## [PROBLEM TO SOLVE]
From the listing below, pull out all lines with "States" in them.

## [SUPPLIED DATA]

*****

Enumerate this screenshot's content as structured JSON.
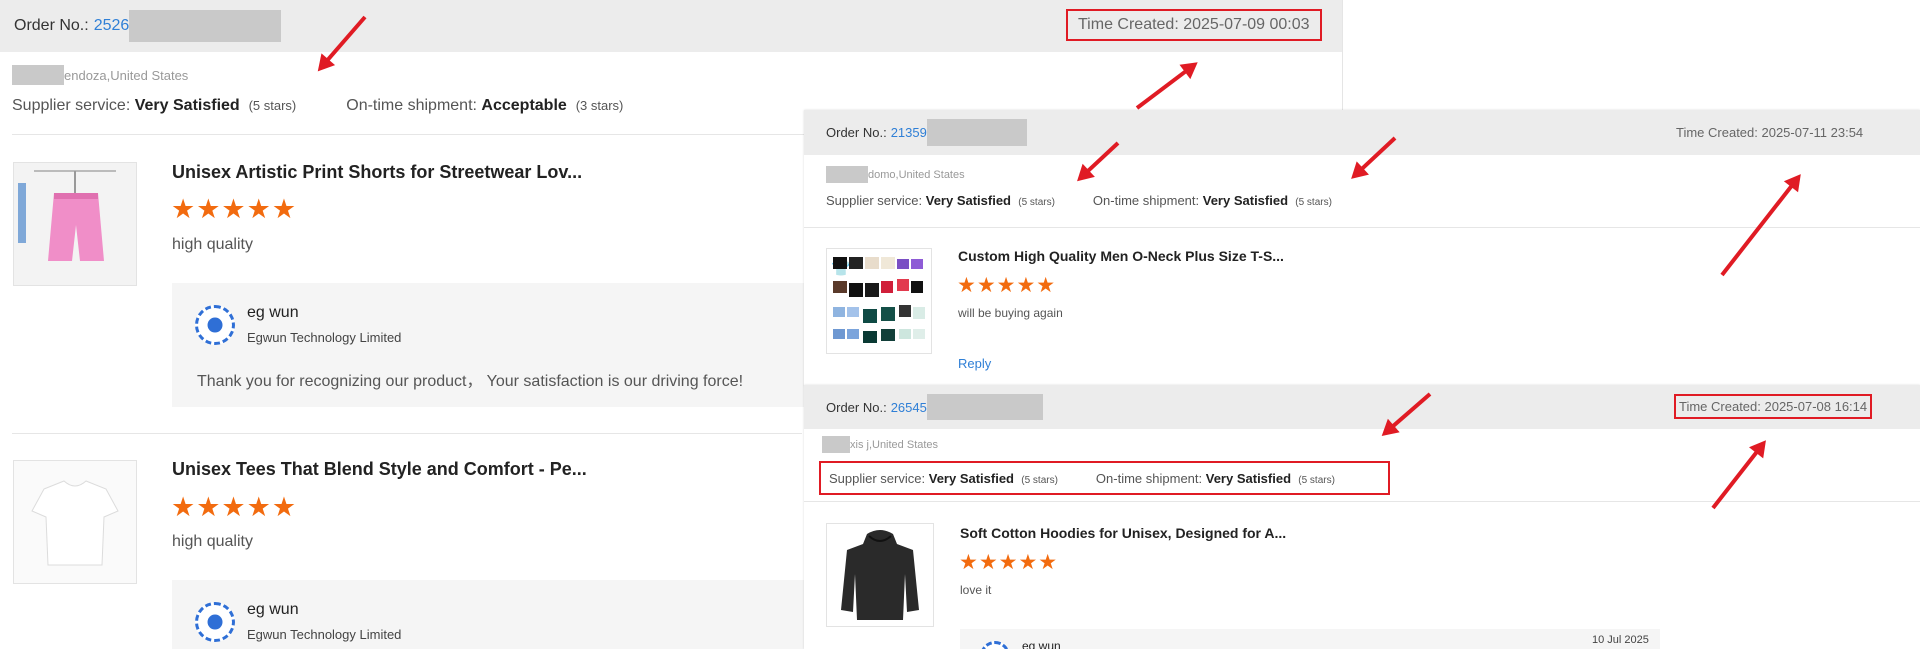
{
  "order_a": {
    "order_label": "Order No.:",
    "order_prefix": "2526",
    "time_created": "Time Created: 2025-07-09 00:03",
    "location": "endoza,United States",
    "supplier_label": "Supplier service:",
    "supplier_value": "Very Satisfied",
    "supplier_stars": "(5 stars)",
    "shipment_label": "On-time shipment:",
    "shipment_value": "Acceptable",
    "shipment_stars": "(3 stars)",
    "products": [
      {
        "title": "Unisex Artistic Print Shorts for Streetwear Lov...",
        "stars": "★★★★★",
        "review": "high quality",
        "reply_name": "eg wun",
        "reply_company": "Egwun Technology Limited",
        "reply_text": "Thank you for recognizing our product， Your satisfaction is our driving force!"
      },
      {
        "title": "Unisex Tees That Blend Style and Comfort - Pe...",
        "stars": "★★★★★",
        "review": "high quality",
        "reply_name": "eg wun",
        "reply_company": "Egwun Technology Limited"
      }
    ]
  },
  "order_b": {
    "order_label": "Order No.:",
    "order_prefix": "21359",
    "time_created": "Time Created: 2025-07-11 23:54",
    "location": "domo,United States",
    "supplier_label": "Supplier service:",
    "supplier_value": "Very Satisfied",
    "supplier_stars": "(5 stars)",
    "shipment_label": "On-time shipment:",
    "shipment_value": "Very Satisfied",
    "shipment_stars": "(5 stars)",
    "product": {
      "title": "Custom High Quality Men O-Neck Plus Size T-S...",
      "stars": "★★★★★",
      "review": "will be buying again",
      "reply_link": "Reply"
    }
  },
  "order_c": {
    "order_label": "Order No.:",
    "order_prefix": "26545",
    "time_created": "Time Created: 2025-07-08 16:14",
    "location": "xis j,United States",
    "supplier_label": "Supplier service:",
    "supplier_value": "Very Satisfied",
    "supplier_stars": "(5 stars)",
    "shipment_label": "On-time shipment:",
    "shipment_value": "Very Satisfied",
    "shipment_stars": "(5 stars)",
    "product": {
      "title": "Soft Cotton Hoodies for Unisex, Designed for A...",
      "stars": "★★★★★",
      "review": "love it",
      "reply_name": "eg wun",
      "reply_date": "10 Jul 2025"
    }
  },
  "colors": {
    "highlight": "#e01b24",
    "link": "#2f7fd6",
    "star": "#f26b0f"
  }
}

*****

## [SOLUTION]
    "location": "endoza,United States",
    "location": "domo,United States",
    "location": "xis j,United States",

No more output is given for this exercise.